vedanta's nominal london hq is in berkeley street, and its london presence gives it what a former CBI director describes as a 'cloak of respectability' due to its listing on the london stock exchange.
however, its record, particularly in india, is far from respectable:
- more than 10,000 displaced people and contaminated water in odisha
- suspected large scale fraud and illegal mining in goa
- a subsidiary in tamil nadu commiting environmental crimes including a gas leak that hospitalised 100 people, and involvment in corruption and bribery
- attacks on wages and union activism in chhattisgarh, where an industrial accident killed up to 100.
meanwhile the uk government supports the company through its international development, and trade and industry departments, and the world bank is helping it expand in zambia despite a record of river-poisoning. david cameron personally intervened to help secure an indian oil deal. as a result it is now drilling near sri lanka in environmentally fragile waters.
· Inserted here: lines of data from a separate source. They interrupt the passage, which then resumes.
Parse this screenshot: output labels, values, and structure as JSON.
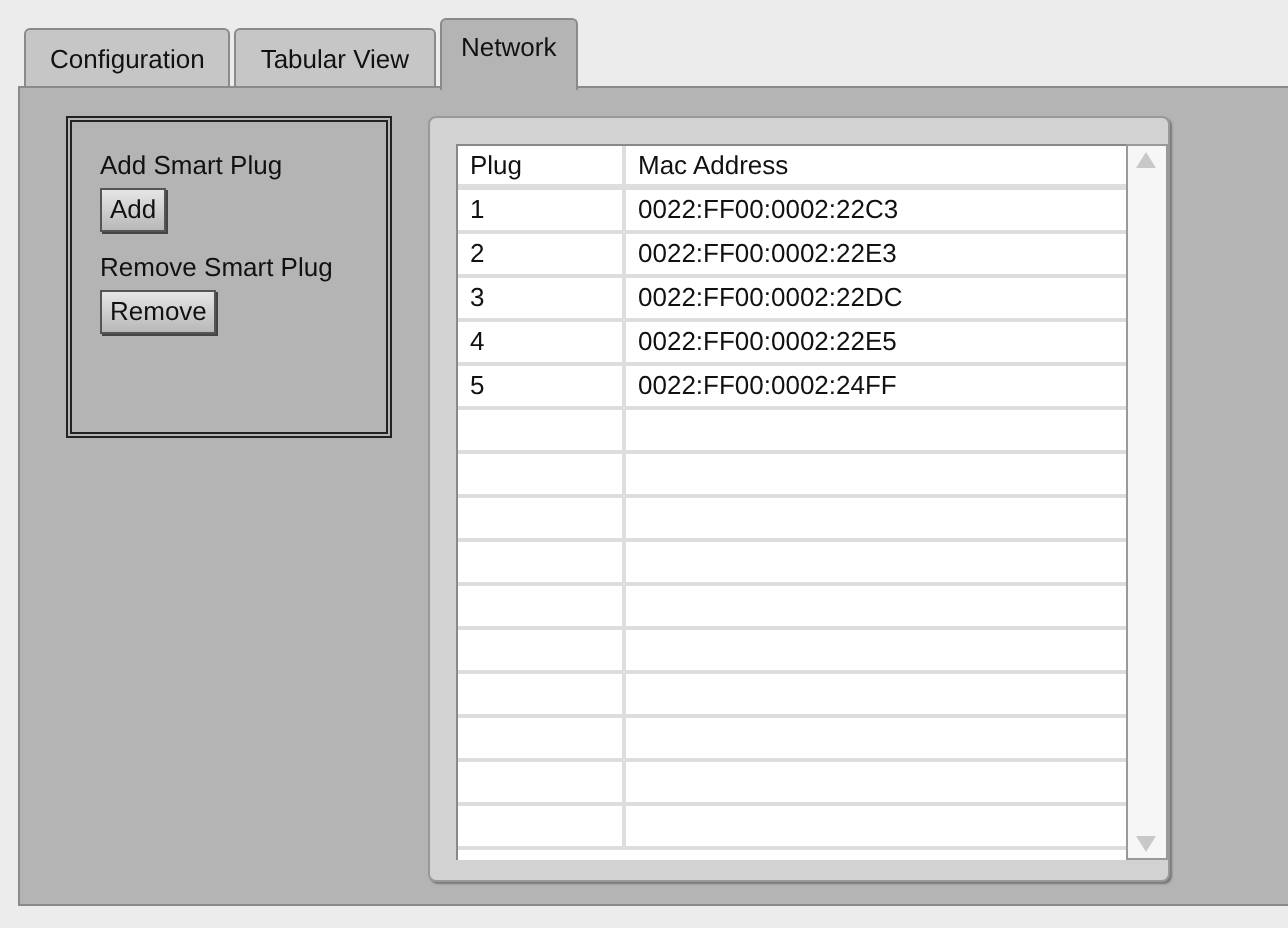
{
  "tabs": [
    {
      "label": "Configuration",
      "selected": false
    },
    {
      "label": "Tabular View",
      "selected": false
    },
    {
      "label": "Network",
      "selected": true
    }
  ],
  "controls": [
    {
      "label": "Add Smart Plug",
      "button": "Add"
    },
    {
      "label": "Remove Smart Plug",
      "button": "Remove"
    }
  ],
  "table": {
    "columns": [
      "Plug",
      "Mac Address"
    ],
    "rows": [
      [
        "1",
        "0022:FF00:0002:22C3"
      ],
      [
        "2",
        "0022:FF00:0002:22E3"
      ],
      [
        "3",
        "0022:FF00:0002:22DC"
      ],
      [
        "4",
        "0022:FF00:0002:22E5"
      ],
      [
        "5",
        "0022:FF00:0002:24FF"
      ]
    ]
  }
}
the company is funded by some of the worst banksters on the planet including HSBC, JP Morgan, and Goldman Sachs, however, because of its toxic environmental record and its human rights crimes, several large funders have recently divested.
in the niyamgiri hills of india, the indigenous dongria kondh people are fighting an attempt to mine for bauxite in their traditional sacred lands. their fate hangs on a final decision by the supreme court which was due to have been made today, hence the protest, but which has been postponed further until the 21st january.
if vedanta win the case, they will displace farmers and poison their land, as they have done so many times before, but the local dongria kondh people, along with solidarity activists around the world, have mounted a campaign of protests as well as their court challenge, and have delayed the project and weakened the company.
there were protests today in london and new york as well as in india. in berkeley street, around 25 people brought an array of banners, and made a lot of noise with whistles, drums, and chants, while handing out hundreds of leaflets to passers-by.
the next, and most important , protest will be on the 21st, when the dongria kondh find out their fate.
for more details, see 'www.foilvedanta.org'